Benjamin wrote this essay after an interview. (Knowing that music was integral to Benjamin’s therapy, the reporter had asked about visceral responses.) Benjamin’s viewpoint illustrates the depth of feeling that someone with autism can have—and debunks the myth that autism shuts down emotional sensitivity.
At school, every student in my Language Arts class has a writer’s notebook. Sometimes we do journaling, and I recently wrote about my love of music. I’d like to share this entry with you: One of my favorite things in life is singing in choir—I’m in the big Festival Choir at school. All my friends are in choir with me, and it always brightens my day to see them. This year, we are 100+ singers; gorgeous sound! We sing amazing classical works, and also spirituals and other things. In music which has chords with intensely beautiful dissonances (like Eric Whitacre or Morten Lauridsen’s songs), it makes me feel overwhelmed with awe, and I get intense sensations in my body.
At times, my heart feels like it is being squeezed, and I think of colorful, iridescent fireworks bursting or showering. Other times, I’m soaring like an eagle beyond earth’s atmosphere, beyond gravity. Sometimes, there’s the bubbly tickle-prickle of soda-pop in my chest from excitement as I become part of the dissonances. The different feelings shift like the waves of an ocean, and can be followed by an amazing feeling of resolution, like I’m floating in a warm sunset tide-pool with schools of tiny, tropical fish; I’m so relaxed. In general, I feel so much joy that I want to become a bird and fly away to heaven, riding on the music like a glider riding on thermals!

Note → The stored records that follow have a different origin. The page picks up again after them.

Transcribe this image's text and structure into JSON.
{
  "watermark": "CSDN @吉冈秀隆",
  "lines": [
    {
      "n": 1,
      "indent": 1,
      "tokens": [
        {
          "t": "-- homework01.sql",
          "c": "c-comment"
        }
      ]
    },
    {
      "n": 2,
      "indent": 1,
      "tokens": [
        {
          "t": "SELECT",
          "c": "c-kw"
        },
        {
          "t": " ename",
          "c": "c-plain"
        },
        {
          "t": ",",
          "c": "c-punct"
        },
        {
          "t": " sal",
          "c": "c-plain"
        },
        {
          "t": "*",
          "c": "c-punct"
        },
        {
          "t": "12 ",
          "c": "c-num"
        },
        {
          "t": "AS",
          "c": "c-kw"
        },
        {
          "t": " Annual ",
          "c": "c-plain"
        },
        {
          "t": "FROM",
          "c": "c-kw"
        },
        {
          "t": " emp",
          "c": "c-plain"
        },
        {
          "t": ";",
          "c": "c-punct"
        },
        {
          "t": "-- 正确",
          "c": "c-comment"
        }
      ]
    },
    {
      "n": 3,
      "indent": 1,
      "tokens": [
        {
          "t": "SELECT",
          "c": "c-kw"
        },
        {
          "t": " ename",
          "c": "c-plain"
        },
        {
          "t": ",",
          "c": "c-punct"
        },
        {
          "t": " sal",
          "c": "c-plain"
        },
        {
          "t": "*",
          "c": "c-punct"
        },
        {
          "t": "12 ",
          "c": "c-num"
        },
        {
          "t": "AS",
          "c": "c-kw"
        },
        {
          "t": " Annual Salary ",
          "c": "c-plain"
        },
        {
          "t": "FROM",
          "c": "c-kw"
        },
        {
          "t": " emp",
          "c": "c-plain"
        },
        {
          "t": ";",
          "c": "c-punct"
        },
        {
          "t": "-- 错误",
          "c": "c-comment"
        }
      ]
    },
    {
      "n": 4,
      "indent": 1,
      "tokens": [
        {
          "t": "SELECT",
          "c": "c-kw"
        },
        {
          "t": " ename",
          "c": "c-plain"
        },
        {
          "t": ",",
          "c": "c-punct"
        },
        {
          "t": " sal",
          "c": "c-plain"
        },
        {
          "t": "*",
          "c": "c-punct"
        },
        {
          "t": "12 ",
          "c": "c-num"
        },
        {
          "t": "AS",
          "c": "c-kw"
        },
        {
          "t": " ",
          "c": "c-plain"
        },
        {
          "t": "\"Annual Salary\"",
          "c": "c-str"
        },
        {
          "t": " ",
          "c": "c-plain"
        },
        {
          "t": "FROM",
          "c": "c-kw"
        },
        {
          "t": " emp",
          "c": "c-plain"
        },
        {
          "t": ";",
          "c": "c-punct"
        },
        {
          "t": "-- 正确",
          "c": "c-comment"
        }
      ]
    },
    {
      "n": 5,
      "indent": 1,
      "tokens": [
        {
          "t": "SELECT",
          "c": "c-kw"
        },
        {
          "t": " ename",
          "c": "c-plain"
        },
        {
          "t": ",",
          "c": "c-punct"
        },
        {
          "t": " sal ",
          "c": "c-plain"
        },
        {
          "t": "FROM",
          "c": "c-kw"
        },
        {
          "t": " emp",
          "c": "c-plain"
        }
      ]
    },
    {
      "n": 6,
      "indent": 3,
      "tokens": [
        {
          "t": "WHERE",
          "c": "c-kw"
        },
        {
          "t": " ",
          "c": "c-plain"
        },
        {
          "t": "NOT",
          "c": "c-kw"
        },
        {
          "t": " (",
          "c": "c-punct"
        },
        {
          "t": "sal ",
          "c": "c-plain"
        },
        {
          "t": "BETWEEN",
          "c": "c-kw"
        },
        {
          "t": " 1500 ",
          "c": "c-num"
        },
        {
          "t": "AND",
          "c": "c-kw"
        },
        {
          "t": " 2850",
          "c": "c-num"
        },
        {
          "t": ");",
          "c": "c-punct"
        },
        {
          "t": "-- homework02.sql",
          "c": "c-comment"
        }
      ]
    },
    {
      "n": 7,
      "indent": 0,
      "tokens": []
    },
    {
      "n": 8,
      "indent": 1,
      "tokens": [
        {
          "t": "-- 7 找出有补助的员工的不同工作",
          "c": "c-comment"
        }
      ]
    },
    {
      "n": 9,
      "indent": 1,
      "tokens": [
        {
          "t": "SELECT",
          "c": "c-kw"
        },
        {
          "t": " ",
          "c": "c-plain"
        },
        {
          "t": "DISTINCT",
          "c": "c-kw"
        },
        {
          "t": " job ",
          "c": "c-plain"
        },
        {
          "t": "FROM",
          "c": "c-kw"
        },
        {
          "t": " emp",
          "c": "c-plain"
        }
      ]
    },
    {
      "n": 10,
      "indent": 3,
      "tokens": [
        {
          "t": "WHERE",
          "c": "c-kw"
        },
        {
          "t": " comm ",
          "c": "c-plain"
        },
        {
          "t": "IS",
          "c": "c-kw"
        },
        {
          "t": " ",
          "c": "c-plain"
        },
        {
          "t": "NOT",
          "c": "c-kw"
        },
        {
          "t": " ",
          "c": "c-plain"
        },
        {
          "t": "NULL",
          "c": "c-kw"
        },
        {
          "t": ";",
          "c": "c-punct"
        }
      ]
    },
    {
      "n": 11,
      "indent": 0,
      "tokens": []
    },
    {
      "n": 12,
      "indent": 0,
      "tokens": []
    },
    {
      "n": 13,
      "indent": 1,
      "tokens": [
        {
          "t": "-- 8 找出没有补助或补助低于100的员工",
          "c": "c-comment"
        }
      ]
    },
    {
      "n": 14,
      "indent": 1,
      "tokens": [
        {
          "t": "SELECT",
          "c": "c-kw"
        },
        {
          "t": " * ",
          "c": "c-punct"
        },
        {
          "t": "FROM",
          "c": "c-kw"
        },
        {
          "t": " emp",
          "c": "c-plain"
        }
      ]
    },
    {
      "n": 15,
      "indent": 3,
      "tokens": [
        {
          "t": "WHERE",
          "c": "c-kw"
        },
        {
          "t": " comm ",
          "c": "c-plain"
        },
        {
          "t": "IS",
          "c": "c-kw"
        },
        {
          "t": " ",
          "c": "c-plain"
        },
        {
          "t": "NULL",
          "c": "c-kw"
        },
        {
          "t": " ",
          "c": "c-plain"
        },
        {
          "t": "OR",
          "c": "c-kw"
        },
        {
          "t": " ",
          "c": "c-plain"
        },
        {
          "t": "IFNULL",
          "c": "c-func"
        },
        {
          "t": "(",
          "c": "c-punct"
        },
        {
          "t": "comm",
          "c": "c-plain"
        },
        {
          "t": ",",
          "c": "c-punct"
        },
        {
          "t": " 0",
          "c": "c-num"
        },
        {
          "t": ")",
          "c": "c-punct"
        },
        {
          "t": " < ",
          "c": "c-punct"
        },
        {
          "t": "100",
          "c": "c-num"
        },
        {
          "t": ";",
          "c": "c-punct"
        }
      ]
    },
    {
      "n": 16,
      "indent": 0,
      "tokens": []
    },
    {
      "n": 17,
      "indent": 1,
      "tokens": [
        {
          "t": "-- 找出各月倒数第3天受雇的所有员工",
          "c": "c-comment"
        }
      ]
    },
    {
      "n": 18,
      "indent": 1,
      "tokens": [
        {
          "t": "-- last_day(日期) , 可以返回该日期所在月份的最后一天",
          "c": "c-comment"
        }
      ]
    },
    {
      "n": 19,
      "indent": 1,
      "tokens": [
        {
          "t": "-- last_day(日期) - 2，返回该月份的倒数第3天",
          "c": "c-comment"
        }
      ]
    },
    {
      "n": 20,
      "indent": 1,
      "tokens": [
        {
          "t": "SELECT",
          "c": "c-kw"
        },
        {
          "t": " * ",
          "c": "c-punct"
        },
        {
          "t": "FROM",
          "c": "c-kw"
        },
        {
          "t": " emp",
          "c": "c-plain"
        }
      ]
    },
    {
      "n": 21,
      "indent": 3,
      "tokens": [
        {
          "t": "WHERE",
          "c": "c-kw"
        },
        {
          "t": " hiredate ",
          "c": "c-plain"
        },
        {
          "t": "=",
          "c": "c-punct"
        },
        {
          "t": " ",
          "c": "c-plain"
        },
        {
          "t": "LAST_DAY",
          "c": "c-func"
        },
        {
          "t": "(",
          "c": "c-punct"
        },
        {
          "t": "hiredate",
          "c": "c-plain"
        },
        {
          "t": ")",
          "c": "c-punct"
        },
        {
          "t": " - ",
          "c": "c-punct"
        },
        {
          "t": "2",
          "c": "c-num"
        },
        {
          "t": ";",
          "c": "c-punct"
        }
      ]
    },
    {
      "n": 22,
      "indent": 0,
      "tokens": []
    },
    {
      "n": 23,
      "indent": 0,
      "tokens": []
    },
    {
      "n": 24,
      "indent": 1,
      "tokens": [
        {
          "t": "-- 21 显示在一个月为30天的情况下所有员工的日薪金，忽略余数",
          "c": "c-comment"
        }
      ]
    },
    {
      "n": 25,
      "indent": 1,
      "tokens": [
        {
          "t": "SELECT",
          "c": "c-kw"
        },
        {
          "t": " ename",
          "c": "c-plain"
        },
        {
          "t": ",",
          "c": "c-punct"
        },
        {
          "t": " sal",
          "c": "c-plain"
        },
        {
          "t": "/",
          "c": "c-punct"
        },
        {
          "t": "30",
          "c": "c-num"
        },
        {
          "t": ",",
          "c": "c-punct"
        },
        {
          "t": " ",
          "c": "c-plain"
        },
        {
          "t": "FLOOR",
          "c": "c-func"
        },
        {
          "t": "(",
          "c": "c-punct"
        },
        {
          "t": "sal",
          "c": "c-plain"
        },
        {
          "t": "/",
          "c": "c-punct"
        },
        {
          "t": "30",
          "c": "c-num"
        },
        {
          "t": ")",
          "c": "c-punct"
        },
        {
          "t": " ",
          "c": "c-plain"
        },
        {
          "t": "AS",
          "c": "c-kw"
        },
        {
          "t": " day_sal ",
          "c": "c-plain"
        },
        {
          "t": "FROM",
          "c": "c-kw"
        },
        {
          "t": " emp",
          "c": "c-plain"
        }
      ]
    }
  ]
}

On days when I’m feeling down, singing in choir makes my day so much better; music can be incredibly therapeutic. In fact, I sometimes think about compiling my favorite classical choir pieces to make a music therapy album. My idea is to help someone who’s in terrible grief for instance, or to help calm anxiety—that’s part of what music does for me.
In our spring concert, we performed movements from “Carmina Burana” with the Fairview High orchestra. It is such exciting, intense music, and I just know that the walls of the church shook with sound when we performed! During our May choir concerts, we sang a particularly intense song that felt like a volcano bubbling, ready to explode, but we had to hold it in and keep it under control. I am sure I’ll be singing all my life and plan to be part of various community choirs after high school. —by Benjamin